Your instructions | On how many lines of the records below does the string "views" appear? Reply with only the number.

--- START ---

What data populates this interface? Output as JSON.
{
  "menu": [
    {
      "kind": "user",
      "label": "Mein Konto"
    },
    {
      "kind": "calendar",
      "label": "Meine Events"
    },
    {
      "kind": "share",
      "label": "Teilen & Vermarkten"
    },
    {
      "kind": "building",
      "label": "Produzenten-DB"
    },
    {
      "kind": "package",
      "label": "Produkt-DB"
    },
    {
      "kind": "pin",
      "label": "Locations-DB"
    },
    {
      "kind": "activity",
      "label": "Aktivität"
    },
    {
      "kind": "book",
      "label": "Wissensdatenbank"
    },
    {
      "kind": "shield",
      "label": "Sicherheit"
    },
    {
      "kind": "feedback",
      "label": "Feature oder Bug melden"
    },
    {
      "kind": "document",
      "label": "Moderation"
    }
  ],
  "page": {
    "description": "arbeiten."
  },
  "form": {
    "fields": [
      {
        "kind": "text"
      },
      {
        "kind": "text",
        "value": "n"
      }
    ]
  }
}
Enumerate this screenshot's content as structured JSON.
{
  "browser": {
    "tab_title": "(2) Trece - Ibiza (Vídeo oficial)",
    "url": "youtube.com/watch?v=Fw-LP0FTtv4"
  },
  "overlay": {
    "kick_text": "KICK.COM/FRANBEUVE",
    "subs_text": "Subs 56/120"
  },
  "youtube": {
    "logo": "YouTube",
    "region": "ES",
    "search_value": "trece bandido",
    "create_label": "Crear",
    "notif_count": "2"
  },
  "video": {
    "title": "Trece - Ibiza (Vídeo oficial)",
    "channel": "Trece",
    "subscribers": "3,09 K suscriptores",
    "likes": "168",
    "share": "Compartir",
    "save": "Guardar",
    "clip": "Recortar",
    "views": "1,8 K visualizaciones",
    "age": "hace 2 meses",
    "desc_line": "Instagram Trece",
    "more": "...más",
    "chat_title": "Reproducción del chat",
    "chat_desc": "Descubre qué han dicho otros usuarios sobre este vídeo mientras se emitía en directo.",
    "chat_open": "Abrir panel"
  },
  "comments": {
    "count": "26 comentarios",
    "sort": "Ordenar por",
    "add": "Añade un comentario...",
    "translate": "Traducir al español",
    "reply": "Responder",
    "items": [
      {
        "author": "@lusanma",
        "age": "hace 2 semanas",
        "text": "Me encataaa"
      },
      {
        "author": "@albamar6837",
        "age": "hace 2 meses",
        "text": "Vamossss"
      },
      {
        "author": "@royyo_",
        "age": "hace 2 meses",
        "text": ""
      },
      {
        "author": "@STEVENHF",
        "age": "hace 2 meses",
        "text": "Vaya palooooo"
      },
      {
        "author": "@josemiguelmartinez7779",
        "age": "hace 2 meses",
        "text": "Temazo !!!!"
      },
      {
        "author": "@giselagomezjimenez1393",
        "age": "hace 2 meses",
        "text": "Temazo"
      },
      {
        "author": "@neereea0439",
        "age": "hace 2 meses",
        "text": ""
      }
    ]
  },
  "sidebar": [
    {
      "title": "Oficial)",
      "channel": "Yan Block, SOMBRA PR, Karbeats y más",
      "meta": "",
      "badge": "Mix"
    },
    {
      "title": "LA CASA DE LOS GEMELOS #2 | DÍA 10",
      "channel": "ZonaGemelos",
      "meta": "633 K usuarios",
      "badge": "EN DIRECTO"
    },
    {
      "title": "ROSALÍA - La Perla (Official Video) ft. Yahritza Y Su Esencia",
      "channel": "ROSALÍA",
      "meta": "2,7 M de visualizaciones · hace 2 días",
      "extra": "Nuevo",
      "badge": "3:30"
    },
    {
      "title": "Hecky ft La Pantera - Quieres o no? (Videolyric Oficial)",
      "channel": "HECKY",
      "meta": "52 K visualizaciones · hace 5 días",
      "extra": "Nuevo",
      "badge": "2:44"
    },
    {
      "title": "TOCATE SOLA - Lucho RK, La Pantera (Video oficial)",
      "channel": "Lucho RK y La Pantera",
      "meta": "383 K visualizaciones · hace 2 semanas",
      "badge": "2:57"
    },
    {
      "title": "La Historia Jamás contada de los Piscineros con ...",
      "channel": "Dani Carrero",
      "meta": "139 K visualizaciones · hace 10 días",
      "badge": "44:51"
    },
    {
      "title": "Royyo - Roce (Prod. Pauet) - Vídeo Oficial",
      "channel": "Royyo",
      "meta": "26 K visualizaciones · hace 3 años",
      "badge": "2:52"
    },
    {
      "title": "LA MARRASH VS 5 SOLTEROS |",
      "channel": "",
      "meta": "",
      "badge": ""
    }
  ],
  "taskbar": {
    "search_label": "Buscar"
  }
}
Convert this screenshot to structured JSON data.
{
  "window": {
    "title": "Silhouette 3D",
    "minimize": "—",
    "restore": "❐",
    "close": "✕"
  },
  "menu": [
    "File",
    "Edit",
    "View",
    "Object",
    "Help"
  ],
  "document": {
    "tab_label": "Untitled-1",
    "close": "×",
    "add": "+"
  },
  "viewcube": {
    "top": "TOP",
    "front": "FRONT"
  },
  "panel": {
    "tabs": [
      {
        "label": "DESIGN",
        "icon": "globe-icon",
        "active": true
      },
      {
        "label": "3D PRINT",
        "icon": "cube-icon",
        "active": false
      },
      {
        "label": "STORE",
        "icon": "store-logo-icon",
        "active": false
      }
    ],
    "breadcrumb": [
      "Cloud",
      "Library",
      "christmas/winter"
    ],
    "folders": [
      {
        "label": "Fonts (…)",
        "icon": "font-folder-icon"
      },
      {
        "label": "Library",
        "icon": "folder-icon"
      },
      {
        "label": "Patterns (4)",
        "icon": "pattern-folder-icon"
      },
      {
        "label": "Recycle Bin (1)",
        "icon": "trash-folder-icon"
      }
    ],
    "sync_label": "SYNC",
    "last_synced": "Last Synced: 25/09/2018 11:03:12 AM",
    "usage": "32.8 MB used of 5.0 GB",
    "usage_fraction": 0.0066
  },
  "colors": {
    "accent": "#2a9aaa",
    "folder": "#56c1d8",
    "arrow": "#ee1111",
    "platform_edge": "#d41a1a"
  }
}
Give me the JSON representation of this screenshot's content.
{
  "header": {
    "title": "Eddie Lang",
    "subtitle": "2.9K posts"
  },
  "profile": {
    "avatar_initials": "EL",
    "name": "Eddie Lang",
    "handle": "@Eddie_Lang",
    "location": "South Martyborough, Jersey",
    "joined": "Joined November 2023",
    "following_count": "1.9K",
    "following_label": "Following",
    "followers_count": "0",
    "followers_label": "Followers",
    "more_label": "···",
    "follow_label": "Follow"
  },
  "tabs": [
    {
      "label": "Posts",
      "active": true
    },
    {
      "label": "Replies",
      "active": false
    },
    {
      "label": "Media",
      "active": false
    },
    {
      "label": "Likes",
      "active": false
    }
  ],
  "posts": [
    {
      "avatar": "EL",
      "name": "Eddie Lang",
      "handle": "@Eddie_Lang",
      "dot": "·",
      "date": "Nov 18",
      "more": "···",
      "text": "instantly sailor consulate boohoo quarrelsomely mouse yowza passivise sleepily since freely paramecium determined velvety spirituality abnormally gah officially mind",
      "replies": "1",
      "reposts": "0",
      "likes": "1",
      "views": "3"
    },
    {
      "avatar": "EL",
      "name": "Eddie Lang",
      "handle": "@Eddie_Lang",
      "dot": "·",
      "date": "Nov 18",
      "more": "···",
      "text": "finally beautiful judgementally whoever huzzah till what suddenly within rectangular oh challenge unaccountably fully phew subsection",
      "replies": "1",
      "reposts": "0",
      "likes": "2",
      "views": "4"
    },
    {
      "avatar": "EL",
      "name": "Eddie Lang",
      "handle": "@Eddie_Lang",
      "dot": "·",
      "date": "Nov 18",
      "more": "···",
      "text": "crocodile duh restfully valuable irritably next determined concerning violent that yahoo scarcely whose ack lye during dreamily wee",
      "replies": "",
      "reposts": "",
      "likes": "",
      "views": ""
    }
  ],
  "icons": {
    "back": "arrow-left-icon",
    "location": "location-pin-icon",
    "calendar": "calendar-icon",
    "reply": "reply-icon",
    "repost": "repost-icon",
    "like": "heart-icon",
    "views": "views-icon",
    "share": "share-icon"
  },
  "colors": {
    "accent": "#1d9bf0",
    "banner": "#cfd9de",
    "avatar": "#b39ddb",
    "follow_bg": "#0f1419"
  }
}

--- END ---

Answer to this problem | 5